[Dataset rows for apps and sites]
──────

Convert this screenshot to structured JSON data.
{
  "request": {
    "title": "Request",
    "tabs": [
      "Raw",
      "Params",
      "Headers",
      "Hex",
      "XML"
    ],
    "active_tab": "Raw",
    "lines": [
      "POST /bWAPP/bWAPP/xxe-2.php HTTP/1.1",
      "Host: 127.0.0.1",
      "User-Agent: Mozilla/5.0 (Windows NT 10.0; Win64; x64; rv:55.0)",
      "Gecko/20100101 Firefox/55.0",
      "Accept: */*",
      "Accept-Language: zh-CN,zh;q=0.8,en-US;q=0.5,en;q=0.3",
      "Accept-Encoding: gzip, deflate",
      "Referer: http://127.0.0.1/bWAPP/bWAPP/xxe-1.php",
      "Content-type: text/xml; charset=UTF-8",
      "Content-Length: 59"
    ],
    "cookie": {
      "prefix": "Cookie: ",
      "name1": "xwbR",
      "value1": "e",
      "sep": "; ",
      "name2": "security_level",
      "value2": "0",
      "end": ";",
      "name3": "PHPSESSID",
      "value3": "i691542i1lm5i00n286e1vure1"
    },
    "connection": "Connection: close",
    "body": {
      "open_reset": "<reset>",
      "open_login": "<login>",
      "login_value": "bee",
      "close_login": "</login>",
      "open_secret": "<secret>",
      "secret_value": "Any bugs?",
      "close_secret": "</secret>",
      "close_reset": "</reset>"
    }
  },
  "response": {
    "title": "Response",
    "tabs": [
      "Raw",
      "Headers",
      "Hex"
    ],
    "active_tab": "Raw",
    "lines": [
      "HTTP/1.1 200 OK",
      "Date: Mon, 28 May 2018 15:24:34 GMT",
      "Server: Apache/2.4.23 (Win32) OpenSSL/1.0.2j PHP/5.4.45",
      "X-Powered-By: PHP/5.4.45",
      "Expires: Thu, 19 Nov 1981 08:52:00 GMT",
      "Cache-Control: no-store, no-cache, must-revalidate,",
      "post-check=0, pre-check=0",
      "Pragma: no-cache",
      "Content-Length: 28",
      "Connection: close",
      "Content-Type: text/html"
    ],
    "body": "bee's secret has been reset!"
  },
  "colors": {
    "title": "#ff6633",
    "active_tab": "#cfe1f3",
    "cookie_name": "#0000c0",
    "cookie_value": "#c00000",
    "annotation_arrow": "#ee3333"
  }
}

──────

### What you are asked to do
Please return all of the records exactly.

### Solution for this problem
Convert this screenshot to structured JSON data.
{
  "request": {
    "title": "Request",
    "tabs": [
      "Raw",
      "Params",
      "Headers",
      "Hex",
      "XML"
    ],
    "active_tab": "Raw",
    "lines": [
      "POST /bWAPP/bWAPP/xxe-2.php HTTP/1.1",
      "Host: 127.0.0.1",
      "User-Agent: Mozilla/5.0 (Windows NT 10.0; Win64; x64; rv:55.0)",
      "Gecko/20100101 Firefox/55.0",
      "Accept: */*",
      "Accept-Language: zh-CN,zh;q=0.8,en-US;q=0.5,en;q=0.3",
      "Accept-Encoding: gzip, deflate",
      "Referer: http://127.0.0.1/bWAPP/bWAPP/xxe-1.php",
      "Content-type: text/xml; charset=UTF-8",
      "Content-Length: 59"
    ],
    "cookie": {
      "prefix": "Cookie: ",
      "name1": "xwbR",
      "value1": "e",
      "sep": "; ",
      "name2": "security_level",
      "value2": "0",
      "end": ";",
      "name3": "PHPSESSID",
      "value3": "i691542i1lm5i00n286e1vure1"
    },
    "connection": "Connection: close",
    "body": {
      "open_reset": "<reset>",
      "open_login": "<login>",
      "login_value": "bee",
      "close_login": "</login>",
      "open_secret": "<secret>",
      "secret_value": "Any bugs?",
      "close_secret": "</secret>",
      "close_reset": "</reset>"
    }
  },
  "response": {
    "title": "Response",
    "tabs": [
      "Raw",
      "Headers",
      "Hex"
    ],
    "active_tab": "Raw",
    "lines": [
      "HTTP/1.1 200 OK",
      "Date: Mon, 28 May 2018 15:24:34 GMT",
      "Server: Apache/2.4.23 (Win32) OpenSSL/1.0.2j PHP/5.4.45",
      "X-Powered-By: PHP/5.4.45",
      "Expires: Thu, 19 Nov 1981 08:52:00 GMT",
      "Cache-Control: no-store, no-cache, must-revalidate,",
      "post-check=0, pre-check=0",
      "Pragma: no-cache",
      "Content-Length: 28",
      "Connection: close",
      "Content-Type: text/html"
    ],
    "body": "bee's secret has been reset!"
  },
  "colors": {
    "title": "#ff6633",
    "active_tab": "#cfe1f3",
    "cookie_name": "#0000c0",
    "cookie_value": "#c00000",
    "annotation_arrow": "#ee3333"
  }
}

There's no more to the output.